Q: Oranges have become a regular inhabitant of our produce aisles, but once they were treasured, anticipated inhabitants of Christmas stockings. What’s still special about an orange?
A: The memory of seeing one or two in my sock on Christmas morning. Every time I buy one from the bin at Food Lion I see “another” orange, that one bulging from a work-sock on a nail over the hearth in the plankhouse I was born in. I don’t associate the orange with any religious myth or ritual. Perhaps its color, shape, wholeness—I don’t know—is childhood. I hope it never goes away.
Q: You know the non-human inhabitants of your place so intimately, whether rat snake or buzzard, and how your lives intertwine. Would you call yourself a nature poet, and why or why not?
A: I don’t know what I am. I see what I see. And I am surprised. I know the rat snake has some sensor in its head or somewhere, something, which leads it to the barely feathered baby martins in a gourd high over the pasture. A rat snake (we called it a “chicken” snake when I was a boy) can climb air! A pole’s no detriment to its scales.
The buzzard? My main image is a bunch of whirling buzzards in the pasture, hovering over our hogs dying from cholera.
I wonder if I can ever get rid of those pictures. Linda and I live here at the homeplace. And I can close my eyes and see IT all again, another time, another place, though this very same spot now mixes farmland and housing developments. Buzzards pitch on Sanders Road for a run-over squirrel or possum or snake. No hogs in the pasture anymore. The small farm’s a thing of yesteryear. Have to go to the Fair to see how we lived, except I can see it in my mind.

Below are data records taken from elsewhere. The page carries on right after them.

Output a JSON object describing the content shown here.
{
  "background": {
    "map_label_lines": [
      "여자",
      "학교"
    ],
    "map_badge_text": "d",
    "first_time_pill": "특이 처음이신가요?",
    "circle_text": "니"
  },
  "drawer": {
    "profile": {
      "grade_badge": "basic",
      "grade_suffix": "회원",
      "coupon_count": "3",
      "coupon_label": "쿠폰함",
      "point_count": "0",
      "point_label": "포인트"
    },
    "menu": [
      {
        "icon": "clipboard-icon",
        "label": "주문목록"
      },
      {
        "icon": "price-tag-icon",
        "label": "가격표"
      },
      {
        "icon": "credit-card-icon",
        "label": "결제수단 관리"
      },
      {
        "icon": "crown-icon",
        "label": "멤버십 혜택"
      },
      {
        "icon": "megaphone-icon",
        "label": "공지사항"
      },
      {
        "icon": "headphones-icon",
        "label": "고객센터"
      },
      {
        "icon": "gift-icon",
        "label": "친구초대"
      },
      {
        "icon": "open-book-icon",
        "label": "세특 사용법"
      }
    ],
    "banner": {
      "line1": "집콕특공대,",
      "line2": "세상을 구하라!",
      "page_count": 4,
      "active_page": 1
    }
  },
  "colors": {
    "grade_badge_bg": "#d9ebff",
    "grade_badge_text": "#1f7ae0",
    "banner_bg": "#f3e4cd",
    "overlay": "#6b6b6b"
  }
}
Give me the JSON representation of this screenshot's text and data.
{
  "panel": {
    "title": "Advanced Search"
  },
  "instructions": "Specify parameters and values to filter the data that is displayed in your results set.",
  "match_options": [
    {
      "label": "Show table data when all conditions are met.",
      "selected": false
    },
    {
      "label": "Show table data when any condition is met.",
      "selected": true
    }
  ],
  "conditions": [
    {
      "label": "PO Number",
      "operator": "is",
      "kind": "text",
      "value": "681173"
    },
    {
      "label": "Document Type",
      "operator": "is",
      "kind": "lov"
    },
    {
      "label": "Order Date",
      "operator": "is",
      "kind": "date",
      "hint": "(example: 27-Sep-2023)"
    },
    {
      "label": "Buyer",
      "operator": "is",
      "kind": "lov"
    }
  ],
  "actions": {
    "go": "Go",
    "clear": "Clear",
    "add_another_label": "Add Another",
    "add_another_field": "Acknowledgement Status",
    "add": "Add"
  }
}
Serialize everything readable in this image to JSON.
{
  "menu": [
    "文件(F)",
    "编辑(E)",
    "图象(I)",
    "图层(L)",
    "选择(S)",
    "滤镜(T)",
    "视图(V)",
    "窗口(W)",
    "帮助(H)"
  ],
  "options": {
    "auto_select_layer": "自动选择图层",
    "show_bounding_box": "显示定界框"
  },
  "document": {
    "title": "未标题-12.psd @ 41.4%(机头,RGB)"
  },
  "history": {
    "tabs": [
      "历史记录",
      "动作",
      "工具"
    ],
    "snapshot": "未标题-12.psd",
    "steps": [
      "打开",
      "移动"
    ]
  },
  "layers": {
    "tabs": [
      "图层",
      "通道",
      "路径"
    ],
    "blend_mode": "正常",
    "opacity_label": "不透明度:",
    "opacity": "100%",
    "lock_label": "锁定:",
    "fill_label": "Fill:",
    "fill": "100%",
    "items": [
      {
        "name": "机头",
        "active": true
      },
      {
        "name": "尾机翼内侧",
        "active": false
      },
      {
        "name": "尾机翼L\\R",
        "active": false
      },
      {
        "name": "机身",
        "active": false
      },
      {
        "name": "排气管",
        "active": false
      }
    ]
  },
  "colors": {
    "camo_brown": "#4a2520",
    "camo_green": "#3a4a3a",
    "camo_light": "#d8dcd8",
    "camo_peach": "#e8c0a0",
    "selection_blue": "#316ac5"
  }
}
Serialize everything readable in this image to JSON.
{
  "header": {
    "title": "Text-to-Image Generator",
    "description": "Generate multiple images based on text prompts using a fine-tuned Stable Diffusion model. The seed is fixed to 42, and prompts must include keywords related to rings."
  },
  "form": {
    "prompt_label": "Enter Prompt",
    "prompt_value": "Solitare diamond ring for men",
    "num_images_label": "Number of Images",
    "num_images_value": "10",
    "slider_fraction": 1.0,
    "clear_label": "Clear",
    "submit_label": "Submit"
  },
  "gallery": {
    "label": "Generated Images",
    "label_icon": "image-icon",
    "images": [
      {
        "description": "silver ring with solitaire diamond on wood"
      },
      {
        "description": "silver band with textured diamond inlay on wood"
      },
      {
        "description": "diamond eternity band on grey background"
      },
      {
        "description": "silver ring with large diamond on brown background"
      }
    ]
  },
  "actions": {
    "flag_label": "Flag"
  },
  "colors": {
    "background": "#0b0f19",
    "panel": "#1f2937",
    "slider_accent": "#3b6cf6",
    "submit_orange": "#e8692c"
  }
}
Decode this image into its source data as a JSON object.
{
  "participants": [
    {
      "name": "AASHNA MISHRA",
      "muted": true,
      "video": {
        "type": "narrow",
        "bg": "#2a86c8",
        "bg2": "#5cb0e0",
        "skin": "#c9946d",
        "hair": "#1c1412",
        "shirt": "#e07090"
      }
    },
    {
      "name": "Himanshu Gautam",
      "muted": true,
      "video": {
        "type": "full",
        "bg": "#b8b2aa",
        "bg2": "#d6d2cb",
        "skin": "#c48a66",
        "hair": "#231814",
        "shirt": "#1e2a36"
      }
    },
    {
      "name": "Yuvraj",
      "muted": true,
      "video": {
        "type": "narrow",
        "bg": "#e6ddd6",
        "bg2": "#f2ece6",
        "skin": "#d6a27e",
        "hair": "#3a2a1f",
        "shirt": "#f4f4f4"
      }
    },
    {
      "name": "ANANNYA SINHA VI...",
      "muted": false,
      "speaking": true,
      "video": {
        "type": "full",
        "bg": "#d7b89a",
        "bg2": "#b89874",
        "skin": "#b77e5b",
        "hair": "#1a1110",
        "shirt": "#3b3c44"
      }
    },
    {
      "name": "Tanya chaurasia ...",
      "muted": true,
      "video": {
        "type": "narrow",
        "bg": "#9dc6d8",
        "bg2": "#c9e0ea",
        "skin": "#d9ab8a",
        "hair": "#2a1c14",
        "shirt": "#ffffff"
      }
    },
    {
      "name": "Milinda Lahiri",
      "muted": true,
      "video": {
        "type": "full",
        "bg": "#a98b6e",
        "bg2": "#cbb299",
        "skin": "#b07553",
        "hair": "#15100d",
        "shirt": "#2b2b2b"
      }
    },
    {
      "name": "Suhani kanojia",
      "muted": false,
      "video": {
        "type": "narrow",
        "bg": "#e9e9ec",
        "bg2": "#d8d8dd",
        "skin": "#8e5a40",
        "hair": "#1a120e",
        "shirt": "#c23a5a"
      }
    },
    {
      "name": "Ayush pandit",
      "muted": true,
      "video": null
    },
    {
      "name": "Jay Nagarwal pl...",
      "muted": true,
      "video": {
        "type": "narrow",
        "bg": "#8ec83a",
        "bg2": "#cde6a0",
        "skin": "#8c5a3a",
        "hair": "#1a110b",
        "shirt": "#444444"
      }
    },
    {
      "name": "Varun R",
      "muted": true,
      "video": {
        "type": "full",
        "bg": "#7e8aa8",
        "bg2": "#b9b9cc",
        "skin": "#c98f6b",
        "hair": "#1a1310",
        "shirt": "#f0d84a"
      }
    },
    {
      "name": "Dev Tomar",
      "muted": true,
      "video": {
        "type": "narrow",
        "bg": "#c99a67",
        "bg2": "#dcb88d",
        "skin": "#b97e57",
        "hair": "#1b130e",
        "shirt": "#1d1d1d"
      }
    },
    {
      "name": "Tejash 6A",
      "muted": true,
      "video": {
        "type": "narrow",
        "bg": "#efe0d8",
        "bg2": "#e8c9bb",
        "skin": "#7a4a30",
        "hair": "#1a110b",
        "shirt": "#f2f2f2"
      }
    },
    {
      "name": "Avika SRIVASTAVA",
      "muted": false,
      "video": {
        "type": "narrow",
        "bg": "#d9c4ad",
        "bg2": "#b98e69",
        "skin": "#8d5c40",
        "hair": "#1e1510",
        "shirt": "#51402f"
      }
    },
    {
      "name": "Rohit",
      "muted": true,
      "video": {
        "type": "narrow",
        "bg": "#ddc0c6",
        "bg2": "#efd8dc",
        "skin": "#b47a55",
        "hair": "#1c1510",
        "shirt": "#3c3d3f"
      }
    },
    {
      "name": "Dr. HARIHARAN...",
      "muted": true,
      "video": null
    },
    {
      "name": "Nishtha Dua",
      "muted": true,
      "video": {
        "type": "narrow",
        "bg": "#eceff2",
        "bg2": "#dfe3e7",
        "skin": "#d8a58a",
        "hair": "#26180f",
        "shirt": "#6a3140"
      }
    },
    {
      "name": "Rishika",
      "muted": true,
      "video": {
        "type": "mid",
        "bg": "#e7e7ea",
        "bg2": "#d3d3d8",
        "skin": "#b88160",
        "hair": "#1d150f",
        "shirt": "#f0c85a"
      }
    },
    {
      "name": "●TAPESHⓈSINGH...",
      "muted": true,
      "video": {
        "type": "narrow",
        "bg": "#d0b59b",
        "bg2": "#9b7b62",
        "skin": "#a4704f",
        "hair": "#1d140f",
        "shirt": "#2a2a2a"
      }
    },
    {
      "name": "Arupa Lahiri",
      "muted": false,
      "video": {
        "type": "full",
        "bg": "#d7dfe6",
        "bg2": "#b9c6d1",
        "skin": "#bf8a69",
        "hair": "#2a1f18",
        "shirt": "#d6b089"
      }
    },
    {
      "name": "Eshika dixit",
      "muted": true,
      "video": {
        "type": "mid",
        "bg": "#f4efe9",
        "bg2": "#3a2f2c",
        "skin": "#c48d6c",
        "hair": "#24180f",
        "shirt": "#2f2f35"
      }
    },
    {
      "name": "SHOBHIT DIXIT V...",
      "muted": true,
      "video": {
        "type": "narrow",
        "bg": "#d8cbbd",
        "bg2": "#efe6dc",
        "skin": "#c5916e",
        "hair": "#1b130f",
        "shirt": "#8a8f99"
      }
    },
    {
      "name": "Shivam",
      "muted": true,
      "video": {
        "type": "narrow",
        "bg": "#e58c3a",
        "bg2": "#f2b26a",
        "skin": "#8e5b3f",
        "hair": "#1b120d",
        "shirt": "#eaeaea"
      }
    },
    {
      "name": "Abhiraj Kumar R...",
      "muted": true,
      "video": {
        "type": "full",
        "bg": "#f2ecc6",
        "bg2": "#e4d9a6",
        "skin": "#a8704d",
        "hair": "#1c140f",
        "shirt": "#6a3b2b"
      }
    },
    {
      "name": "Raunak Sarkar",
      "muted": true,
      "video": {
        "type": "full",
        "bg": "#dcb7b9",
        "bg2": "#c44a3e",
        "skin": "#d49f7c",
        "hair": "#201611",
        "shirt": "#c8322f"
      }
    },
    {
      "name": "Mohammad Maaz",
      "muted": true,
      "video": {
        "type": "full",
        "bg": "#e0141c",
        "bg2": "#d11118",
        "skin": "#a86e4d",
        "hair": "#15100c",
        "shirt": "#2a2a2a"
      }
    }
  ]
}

There is a show going on all the time in nature. And we are part of that picture. Yesterday a deer was standing tall, neck aslant toward the sky, as if it were listening for a hunter (deer season’s about to start), its stance solid in our driveway. Our Norwich terrier, Cricket, took out after the deer, running down the lane, almost up to that deer, close enough to kiss its nose! The deer took off for the neck of woods there that separates properties.
I grew up with guns. Hunting. Fishing. All that. We ate what we caught and killed. Now to even type GUNS sounds funny or strange. Hype has won out over the certain reality I knew. I feed the birds now. I love the bluebirds and enjoy raising them. I notice too that the doves fly higher and faster now that dove-season is in. All these animal instincts live in us somehow. Somewhere at the core of our being there is a natural motion which drives us on.
Q: “No one can own anything,” you write, yet we do claim things, at least for a while. What would you stake your claim to?
A: To wake up awake in the morning. That’s better than a surprise. I will never get over what it is like to be part of creation, to belong to something bigger than we are and to believe (it or not) that the imagination, whatever it is—and memory—might salvage our lives and make us live on. I hope so.